Obamacare gives states the option to expand Medicaid to cover low-income people, under the age of 65, living at or below 138 percent of the federal poverty level. Medicaid, the nation’s largest source of funding for medical and health-related services for low-income families and individuals, is jointly funded by state and federal governments and managed by the states. Currently, 30 states and the District of Columbia have expanded Medicaid.
Medicaid expansion linked to increased screenings
The study shows that in states that opted to expand Medicaid in 2011, low-income female residents were 25 percent more likely to be screened for breast cancer in 2012 than those in non-expansion states. In 2008, screening rates were roughly similar for low-income women in both expansion and non-expansion states. These findings were presented on Nov. 30, 2015, at the annual meeting of the Radiological Society of North America (RSNA). This association includes more than 54,000 radiologists, radiation oncologists, medical physicists and related scientists.
“While increased use of screening mammography has significantly contributed to improved detection of breast cancer, substantial disparities in breast cancer screening exist among populations in the country,” states Soudabeh Fazeli Dehkordy, the lead author and a resident at St. John Providence Hospital in Southfield, Michigan. “We sought to determine whether increasing access to health insurance through Medicaid expansion has resulted in improved breast cancer screening adherence.”
The researchers compiled data from two previous studies, the 2008 and 2012 Behavioral Risk Factor Surveillance System. They focused on about 31,000 American women, from 40-70 years old, who self-reported how often they got mammograms. After adjusting for age, race, education and income, they determined that in 2012, low-income women in the early-expansion states were 25 percent more likely to get screened. The first states to adopt and implement the expansion by 2011included California, Connecticut, Minnesota, New Jersey and Washington, as well as the District of Columbia.
Screening guidelines continually changing
It should be mentioned that there has been a general decline in mammography rates stemming from the U.S. Preventive Services Task Force’s 2009 updated recommendations. These suggested that women would be better off waiting until age 50 before beginning regular mammograms. And at that point, they could begin getting them every other year.

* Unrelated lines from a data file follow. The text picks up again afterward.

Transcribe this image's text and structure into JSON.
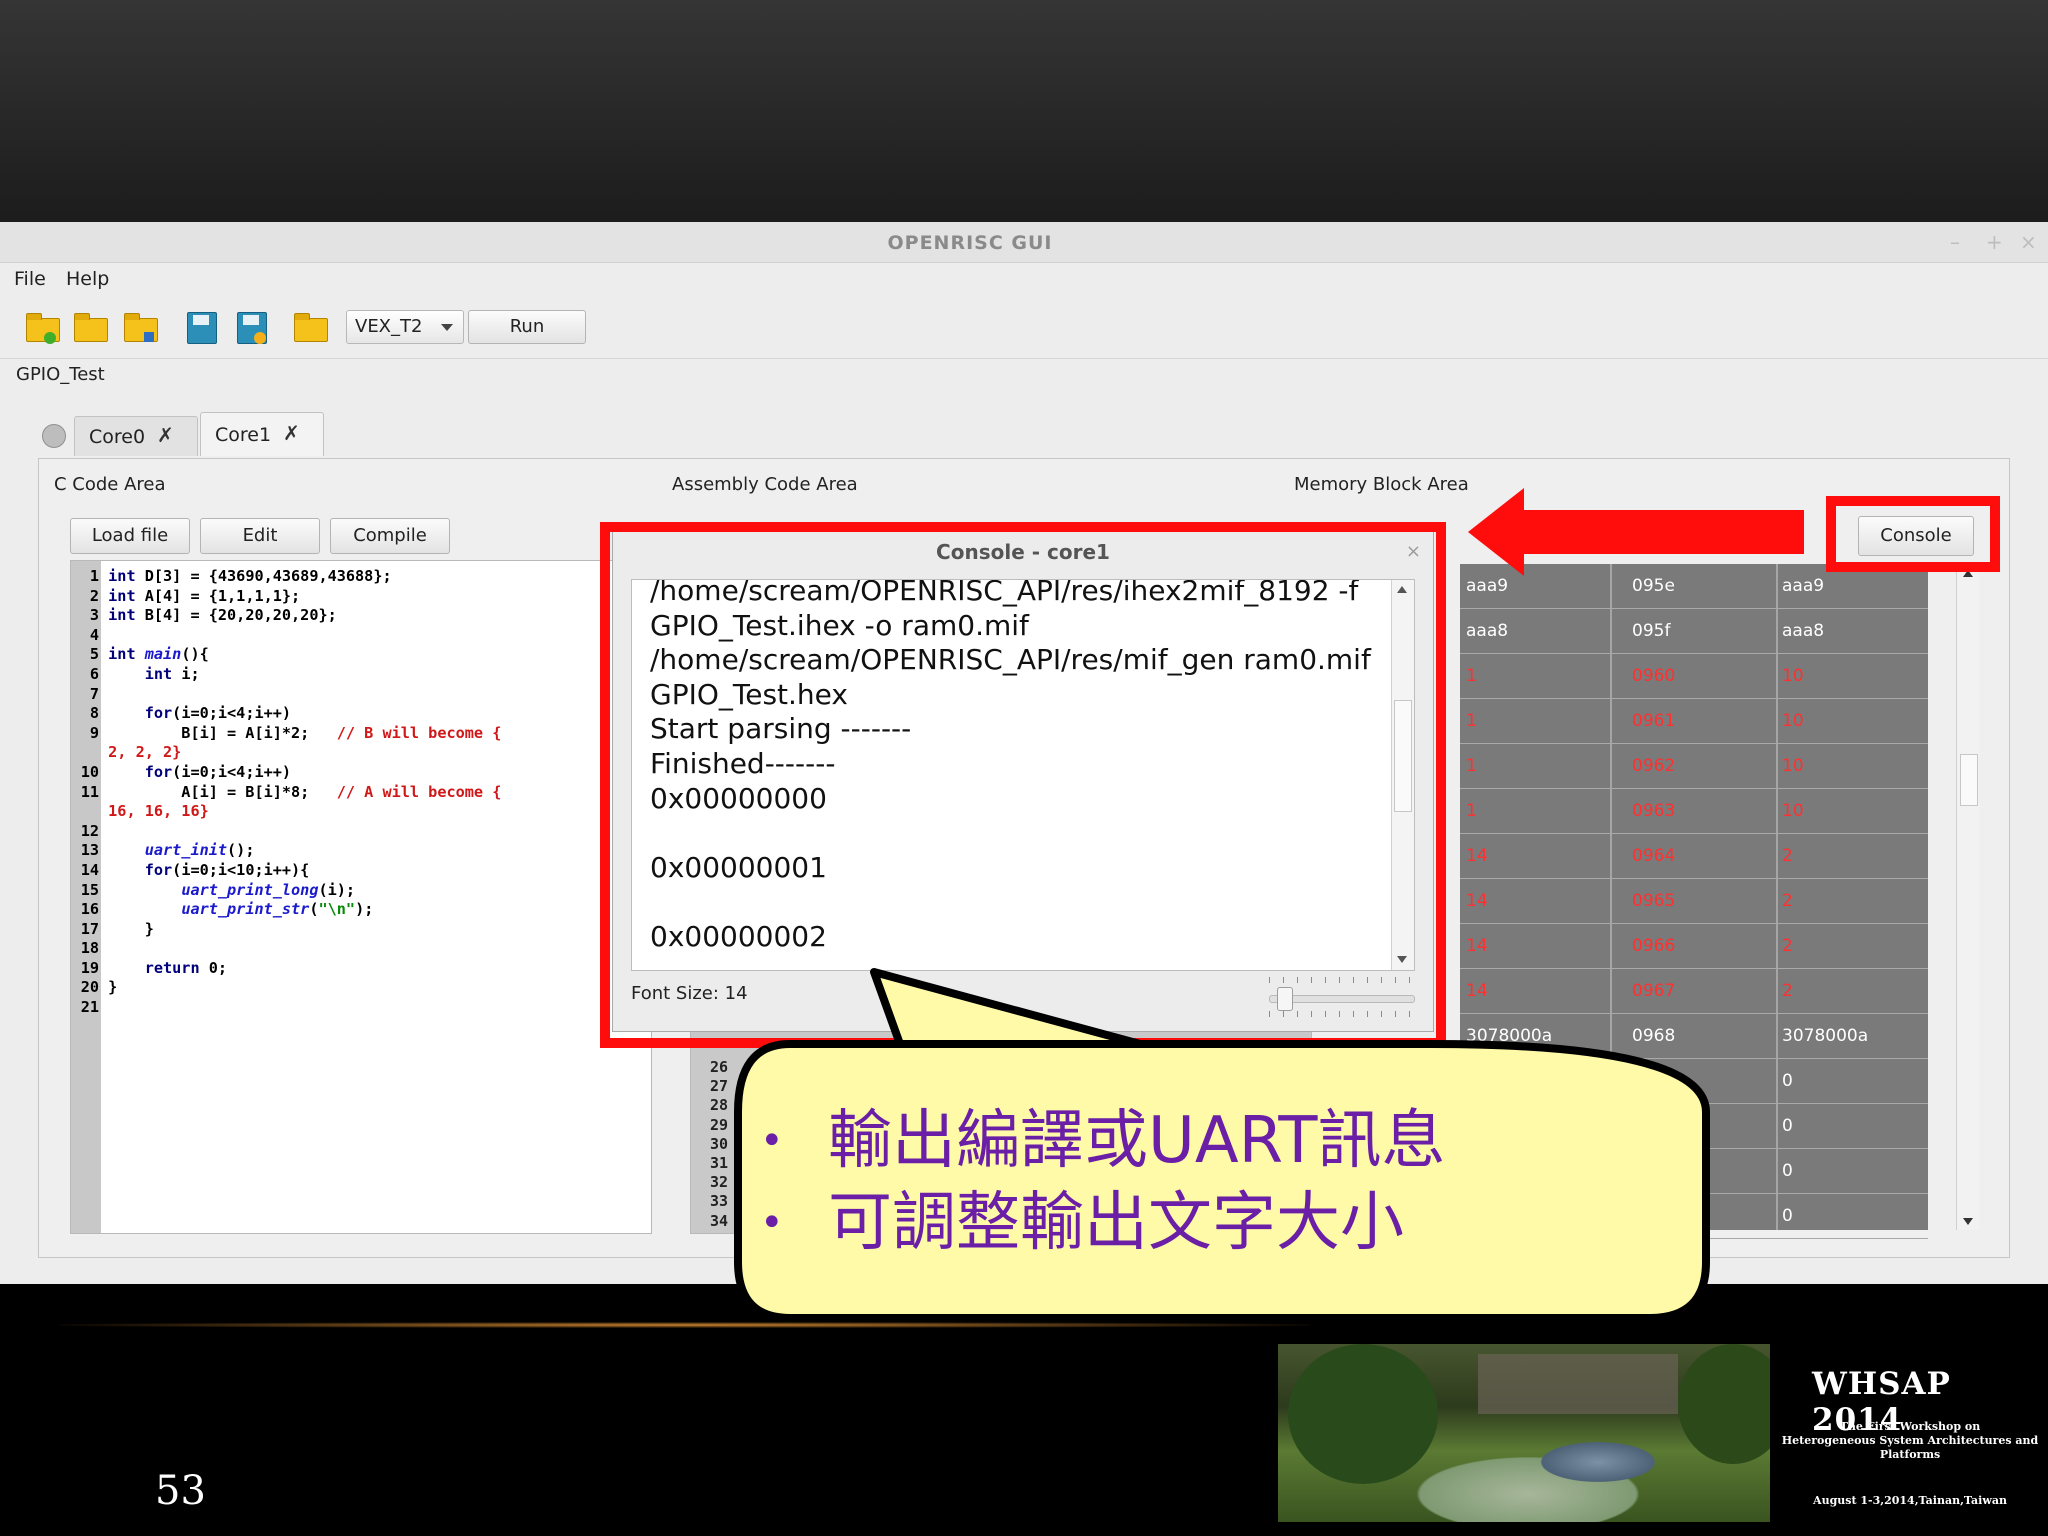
{
  "window": {
    "title": "OPENRISC GUI",
    "controls": [
      "–",
      "+",
      "×"
    ]
  },
  "menu": {
    "items": [
      "File",
      "Help"
    ]
  },
  "toolbar": {
    "icons": [
      "new-folder-icon",
      "open-folder-icon",
      "folder-settings-icon",
      "save-icon",
      "save-as-icon",
      "folder-icon"
    ],
    "target_select": "VEX_T2",
    "run_label": "Run"
  },
  "project": {
    "name": "GPIO_Test"
  },
  "tabs": [
    {
      "label": "Core0",
      "close": "✗"
    },
    {
      "label": "Core1",
      "close": "✗"
    }
  ],
  "areas": {
    "c_code": "C Code Area",
    "assembly": "Assembly Code Area",
    "memory": "Memory Block Area"
  },
  "buttons": {
    "load_file": "Load file",
    "edit": "Edit",
    "compile": "Compile",
    "console": "Console"
  },
  "code_lines": [
    "int D[3] = {43690,43689,43688};",
    "int A[4] = {1,1,1,1};",
    "int B[4] = {20,20,20,20};",
    "",
    "int main(){",
    "    int i;",
    "",
    "    for(i=0;i<4;i++)",
    "        B[i] = A[i]*2;   // B will become {",
    "2, 2, 2}",
    "    for(i=0;i<4;i++)",
    "        A[i] = B[i]*8;   // A will become {",
    "16, 16, 16}",
    "",
    "    uart_init();",
    "    for(i=0;i<10;i++){",
    "        uart_print_long(i);",
    "        uart_print_str(\"\\n\");",
    "    }",
    "",
    "    return 0;",
    "}",
    ""
  ],
  "asm_line_numbers": [
    "26",
    "27",
    "28",
    "29",
    "30",
    "31",
    "32",
    "33",
    "34"
  ],
  "memory_rows": [
    {
      "a": "aaa9",
      "b": "095e",
      "c": "aaa9",
      "red": false
    },
    {
      "a": "aaa8",
      "b": "095f",
      "c": "aaa8",
      "red": false
    },
    {
      "a": "1",
      "b": "0960",
      "c": "10",
      "red": true
    },
    {
      "a": "1",
      "b": "0961",
      "c": "10",
      "red": true
    },
    {
      "a": "1",
      "b": "0962",
      "c": "10",
      "red": true
    },
    {
      "a": "1",
      "b": "0963",
      "c": "10",
      "red": true
    },
    {
      "a": "14",
      "b": "0964",
      "c": "2",
      "red": true
    },
    {
      "a": "14",
      "b": "0965",
      "c": "2",
      "red": true
    },
    {
      "a": "14",
      "b": "0966",
      "c": "2",
      "red": true
    },
    {
      "a": "14",
      "b": "0967",
      "c": "2",
      "red": true
    },
    {
      "a": "3078000a",
      "b": "0968",
      "c": "3078000a",
      "red": false
    },
    {
      "a": "",
      "b": "",
      "c": "0",
      "red": false
    },
    {
      "a": "",
      "b": "",
      "c": "0",
      "red": false
    },
    {
      "a": "",
      "b": "",
      "c": "0",
      "red": false
    },
    {
      "a": "",
      "b": "",
      "c": "0",
      "red": false
    }
  ],
  "console": {
    "title": "Console - core1",
    "close": "×",
    "lines": [
      "/home/scream/OPENRISC_API/res/ihex2mif_8192 -f",
      "GPIO_Test.ihex -o ram0.mif",
      "/home/scream/OPENRISC_API/res/mif_gen ram0.mif",
      "GPIO_Test.hex",
      "Start parsing -------",
      "Finished-------",
      "0x00000000",
      "",
      "0x00000001",
      "",
      "0x00000002"
    ],
    "font_size_label": "Font Size: 14",
    "font_size_value": 14
  },
  "callout": {
    "bullets": [
      "輸出編譯或UART訊息",
      "可調整輸出文字大小"
    ],
    "fill": "#fffaa8",
    "text_color": "#6a1fa6"
  },
  "slide": {
    "number": "53",
    "badge_title": "WHSAP   2014",
    "badge_sub1": "The First Workshop on",
    "badge_sub2": "Heterogeneous System Architectures and Platforms",
    "badge_date": "August 1-3,2014,Tainan,Taiwan"
  },
  "highlight_color": "#ff0c0c"
}
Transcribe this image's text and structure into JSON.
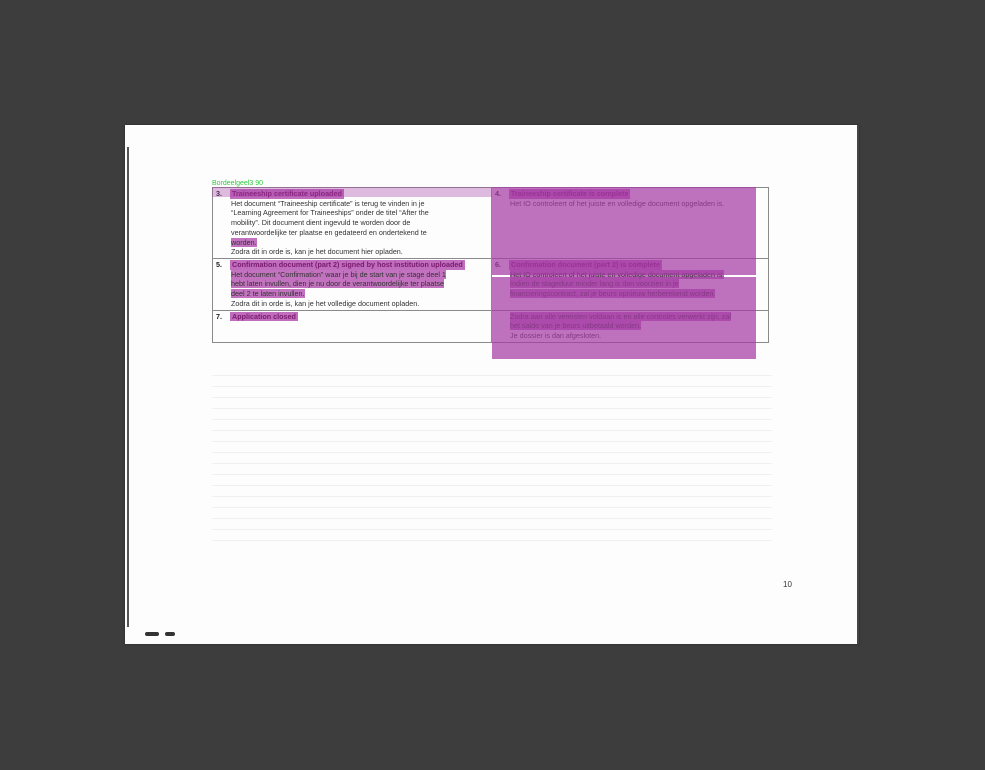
{
  "annotation_label": "Bordeelgeel3 90",
  "steps": [
    {
      "number": "3.",
      "title": "Traineeship certificate uploaded",
      "lines": [
        "Het document “Traineeship certificate” is terug te vinden in je",
        "“Learning Agreement for Traineeships” onder de titel “After the",
        "mobility”. Dit document dient ingevuld te worden door de",
        "verantwoordelijke ter plaatse en gedateerd en ondertekend te",
        "worden.",
        "Zodra dit in orde is, kan je het document hier opladen."
      ]
    },
    {
      "number": "4.",
      "title": "Traineeship certificate is complete",
      "lines": [
        "Het IO controleert of het juiste en volledige document opgeladen is."
      ]
    },
    {
      "number": "5.",
      "title": "Confirmation document (part 2) signed by host institution uploaded",
      "lines": [
        "Het document “Confirmation” waar je bij de start van je stage deel 1",
        "hebt laten invullen, dien je nu door de verantwoordelijke ter plaatse",
        "deel 2 te laten invullen.",
        "Zodra dit in orde is, kan je het volledige document opladen."
      ]
    },
    {
      "number": "6.",
      "title": "Confirmation document (part 2) is complete",
      "lines": [
        "Het IO controleert of het juiste en volledige document opgeladen is.",
        "Indien de stageduur minder lang is dan voorzien in je",
        "financieringscontract, zal je beurs opnieuw herberekend worden."
      ]
    },
    {
      "number": "7.",
      "title": "Application closed",
      "lines": []
    },
    {
      "number": "",
      "title": "",
      "lines": [
        "Zodra aan alle vereisten voldaan is en alle controles verwerkt zijn, zal",
        "het saldo van je beurs uitbetaald worden.",
        "Je dossier is dan afgesloten."
      ]
    }
  ],
  "page_number": "10"
}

The correct ages and how often to receive mammograms are controversial and confusing for women. In fact, in Oct. 2015, the American Cancer Society (ACS) updated its guidelines. Now, the ACS recommends that women wait until age 45 to begin their annual screenings, rather than 40. And even with the falling screening rates, low-income women in Medicaid expansion states continued to receive them between 2008 and 2012.
Therefore, the researchers will next explore whether this expanded coverage and more mammograms are associated with better breast cancer health outcomes. “Adoption of Medicaid expansion by more states can result in considerable improvement of disparities in breast cancer screening, leading to better health outcomes for all women across the United States,” said Dehkordy.